The article by Robert Crease about Bogdan Maglich and migma aneutronic fusion seems more like a gossip column than a scientific critique.
Notwithstanding Crease's comments on Maglich's personality, there remain facts not mentioned in the story about the research that Maglich, along with distinguished colleagues, has conducted over an 18-year period that bear national attention and scrutiny:
- Maglich has performed four experiments, Migma I-IV (1973, 1975, 1976, 1982), each one getting closer to the "reactor" conditions.
- The temperature equivalent necessary for an aneutronic reaction is 100 times greater than that needed for thermal fusion. That temperature was exceeded in Migma II (1975) at 15 billion degrees.
- Holding the temperature level - an ion confinement time of 25 seconds, 100 times longer than that achieved in the best "mainline" fusion experiments - was achieved in Migma IV (1982).
- The product, ion density x confinement time, needs to be additionally increased between 100 to 1000 times. A planned experiment awaits funding.
- The total cost of migma fusion research has been about $20 million (1989 dollar equivalents). The cost of the Migma V experiment is estimated at $2.0 million.
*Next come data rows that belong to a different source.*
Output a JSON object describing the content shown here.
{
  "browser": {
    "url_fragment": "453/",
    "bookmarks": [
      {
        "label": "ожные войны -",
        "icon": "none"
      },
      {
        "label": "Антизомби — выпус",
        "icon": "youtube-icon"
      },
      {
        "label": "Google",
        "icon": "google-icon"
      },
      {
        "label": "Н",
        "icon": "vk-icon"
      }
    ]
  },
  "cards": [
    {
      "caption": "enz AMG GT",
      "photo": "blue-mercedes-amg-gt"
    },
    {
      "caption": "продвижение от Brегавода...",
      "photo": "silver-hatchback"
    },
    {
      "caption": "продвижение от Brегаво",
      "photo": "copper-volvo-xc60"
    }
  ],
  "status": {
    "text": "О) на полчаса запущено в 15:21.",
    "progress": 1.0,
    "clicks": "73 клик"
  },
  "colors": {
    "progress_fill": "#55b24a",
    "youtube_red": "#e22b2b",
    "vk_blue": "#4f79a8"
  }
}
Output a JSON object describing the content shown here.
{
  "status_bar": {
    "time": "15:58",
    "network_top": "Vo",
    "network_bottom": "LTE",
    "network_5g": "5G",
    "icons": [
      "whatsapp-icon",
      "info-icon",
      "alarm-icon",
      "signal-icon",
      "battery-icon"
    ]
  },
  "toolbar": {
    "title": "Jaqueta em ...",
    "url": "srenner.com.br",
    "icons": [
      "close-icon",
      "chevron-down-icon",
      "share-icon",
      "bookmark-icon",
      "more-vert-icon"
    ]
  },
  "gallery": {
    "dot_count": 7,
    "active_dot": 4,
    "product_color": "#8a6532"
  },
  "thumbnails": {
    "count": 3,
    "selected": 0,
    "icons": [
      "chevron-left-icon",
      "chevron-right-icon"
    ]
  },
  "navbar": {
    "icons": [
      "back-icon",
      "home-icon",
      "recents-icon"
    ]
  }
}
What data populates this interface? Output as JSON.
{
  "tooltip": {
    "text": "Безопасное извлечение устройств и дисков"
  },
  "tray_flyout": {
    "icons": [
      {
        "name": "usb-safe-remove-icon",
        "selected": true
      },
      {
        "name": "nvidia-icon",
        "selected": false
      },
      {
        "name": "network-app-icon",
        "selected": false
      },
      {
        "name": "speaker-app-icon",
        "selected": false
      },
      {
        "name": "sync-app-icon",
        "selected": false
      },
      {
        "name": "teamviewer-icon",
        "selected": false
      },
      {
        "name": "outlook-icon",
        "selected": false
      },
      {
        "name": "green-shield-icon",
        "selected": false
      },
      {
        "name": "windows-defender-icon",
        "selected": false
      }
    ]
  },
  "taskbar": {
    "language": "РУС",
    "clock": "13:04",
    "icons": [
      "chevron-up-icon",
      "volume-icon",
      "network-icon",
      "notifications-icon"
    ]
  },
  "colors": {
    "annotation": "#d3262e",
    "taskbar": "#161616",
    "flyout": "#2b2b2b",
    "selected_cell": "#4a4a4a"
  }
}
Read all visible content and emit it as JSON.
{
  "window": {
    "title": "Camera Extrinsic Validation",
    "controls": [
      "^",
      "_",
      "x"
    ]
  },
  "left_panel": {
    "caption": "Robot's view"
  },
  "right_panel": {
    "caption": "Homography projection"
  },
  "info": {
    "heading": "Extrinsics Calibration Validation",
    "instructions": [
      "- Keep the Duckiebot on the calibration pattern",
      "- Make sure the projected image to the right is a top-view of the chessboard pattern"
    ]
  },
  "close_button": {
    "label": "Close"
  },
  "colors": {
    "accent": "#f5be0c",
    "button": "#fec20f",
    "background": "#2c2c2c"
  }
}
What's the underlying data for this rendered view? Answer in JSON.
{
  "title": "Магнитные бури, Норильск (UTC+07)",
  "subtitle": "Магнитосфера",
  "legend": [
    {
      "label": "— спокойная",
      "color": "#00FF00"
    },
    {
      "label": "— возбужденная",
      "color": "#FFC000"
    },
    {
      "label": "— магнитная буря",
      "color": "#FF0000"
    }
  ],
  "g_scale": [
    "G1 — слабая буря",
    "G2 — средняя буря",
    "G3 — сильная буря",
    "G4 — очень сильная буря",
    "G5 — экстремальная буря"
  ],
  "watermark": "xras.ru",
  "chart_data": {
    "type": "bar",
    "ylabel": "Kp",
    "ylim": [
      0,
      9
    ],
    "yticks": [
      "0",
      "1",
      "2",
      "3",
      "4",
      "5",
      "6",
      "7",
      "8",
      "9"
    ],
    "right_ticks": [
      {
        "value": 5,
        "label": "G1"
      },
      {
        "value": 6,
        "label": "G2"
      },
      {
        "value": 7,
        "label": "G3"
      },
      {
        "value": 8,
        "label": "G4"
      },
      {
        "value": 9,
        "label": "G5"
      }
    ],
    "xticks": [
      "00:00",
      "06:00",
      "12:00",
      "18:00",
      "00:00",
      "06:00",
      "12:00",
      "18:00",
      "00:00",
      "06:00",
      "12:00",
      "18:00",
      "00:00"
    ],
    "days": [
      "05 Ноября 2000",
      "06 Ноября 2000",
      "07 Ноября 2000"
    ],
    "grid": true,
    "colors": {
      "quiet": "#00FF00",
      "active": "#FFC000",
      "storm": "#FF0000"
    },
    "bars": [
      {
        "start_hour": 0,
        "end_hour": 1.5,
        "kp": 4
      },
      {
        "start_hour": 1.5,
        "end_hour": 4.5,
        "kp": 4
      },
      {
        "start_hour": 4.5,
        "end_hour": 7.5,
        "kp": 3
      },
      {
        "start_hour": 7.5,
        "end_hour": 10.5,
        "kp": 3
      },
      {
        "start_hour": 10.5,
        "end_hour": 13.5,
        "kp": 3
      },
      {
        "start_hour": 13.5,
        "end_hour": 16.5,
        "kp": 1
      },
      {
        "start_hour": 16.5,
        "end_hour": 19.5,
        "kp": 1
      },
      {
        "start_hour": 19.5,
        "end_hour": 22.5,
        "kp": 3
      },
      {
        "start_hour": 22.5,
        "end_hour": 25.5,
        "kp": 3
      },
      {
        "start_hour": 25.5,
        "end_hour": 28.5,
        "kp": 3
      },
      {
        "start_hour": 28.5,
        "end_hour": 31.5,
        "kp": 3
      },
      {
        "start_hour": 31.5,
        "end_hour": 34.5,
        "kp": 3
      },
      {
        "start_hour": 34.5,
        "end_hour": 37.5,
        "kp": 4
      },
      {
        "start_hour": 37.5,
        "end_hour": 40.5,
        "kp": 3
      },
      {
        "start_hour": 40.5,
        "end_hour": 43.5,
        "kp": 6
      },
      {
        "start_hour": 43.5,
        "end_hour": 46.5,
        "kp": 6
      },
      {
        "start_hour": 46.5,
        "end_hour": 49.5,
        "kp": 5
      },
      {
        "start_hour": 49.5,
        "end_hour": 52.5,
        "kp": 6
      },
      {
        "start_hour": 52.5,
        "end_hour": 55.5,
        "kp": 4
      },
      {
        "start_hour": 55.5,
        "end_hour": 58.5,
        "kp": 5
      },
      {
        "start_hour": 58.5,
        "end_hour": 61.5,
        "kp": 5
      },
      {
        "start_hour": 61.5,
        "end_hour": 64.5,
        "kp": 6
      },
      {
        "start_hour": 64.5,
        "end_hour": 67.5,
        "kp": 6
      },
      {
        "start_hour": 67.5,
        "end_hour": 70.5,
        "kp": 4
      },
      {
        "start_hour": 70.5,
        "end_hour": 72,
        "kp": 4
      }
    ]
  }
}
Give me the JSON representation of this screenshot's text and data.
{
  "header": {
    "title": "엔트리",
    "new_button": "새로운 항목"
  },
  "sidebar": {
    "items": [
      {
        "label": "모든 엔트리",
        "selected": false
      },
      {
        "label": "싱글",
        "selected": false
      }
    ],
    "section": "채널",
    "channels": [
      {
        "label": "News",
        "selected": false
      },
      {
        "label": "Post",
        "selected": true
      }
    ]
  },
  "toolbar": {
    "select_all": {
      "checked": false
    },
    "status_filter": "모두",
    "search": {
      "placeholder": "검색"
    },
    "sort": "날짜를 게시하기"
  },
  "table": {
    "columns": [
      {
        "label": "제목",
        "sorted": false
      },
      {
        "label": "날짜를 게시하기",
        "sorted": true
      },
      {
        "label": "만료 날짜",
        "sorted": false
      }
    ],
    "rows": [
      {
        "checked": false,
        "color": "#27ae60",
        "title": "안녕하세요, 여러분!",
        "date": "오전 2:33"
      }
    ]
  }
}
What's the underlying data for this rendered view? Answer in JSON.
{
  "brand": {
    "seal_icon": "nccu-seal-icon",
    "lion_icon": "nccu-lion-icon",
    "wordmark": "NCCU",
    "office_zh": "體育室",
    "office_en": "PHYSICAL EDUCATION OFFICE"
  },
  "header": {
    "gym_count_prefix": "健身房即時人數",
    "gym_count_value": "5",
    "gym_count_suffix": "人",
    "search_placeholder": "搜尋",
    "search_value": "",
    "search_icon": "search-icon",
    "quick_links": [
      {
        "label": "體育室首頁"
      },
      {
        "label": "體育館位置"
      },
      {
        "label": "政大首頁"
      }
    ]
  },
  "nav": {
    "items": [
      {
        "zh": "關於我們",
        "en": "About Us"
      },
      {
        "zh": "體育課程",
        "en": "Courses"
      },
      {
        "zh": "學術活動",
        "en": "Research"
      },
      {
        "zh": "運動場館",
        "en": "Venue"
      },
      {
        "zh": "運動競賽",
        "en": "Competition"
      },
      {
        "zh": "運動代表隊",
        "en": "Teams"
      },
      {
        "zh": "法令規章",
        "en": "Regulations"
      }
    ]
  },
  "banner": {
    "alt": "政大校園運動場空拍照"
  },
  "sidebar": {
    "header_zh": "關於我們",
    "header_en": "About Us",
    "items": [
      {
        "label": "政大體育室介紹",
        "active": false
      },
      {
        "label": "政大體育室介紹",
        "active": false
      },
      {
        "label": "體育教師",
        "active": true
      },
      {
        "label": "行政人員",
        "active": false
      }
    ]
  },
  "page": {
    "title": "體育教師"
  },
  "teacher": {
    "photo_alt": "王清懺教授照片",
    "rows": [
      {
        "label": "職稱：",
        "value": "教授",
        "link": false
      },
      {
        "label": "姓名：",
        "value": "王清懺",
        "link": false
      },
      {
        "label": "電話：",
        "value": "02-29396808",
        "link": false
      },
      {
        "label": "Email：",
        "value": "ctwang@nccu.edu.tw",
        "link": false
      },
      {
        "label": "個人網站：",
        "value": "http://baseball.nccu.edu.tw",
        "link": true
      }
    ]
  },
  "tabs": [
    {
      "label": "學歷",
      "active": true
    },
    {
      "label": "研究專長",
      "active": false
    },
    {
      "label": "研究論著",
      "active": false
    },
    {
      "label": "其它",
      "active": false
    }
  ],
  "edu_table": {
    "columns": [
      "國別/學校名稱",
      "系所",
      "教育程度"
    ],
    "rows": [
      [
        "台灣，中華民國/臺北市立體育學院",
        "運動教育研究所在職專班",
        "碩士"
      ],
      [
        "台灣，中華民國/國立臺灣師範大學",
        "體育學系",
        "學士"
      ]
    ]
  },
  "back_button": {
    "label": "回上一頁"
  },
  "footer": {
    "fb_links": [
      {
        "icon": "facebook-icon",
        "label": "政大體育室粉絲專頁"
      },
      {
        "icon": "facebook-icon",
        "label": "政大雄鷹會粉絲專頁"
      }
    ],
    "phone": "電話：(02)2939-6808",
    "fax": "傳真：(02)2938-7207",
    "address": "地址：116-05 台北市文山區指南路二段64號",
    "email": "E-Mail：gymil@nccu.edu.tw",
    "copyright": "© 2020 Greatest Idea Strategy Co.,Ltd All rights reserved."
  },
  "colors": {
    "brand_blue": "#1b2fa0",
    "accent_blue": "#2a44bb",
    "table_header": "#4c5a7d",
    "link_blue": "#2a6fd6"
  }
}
U.S. taxpayers have spent, since 1950, more than $20 billion on so-called mainline fusion, which has yet to achieve proof-of-principle. Congress funds the fusion establishment (through DOE) on a "maintenance basis," now at about $350 million annually.
Isn't it time to shift 1% or less of those funds to a promising alternate concept, migma aneutronic fusion?
- DAVID BIRD
- Advanced Physics Corp.
- Princeton, N.J.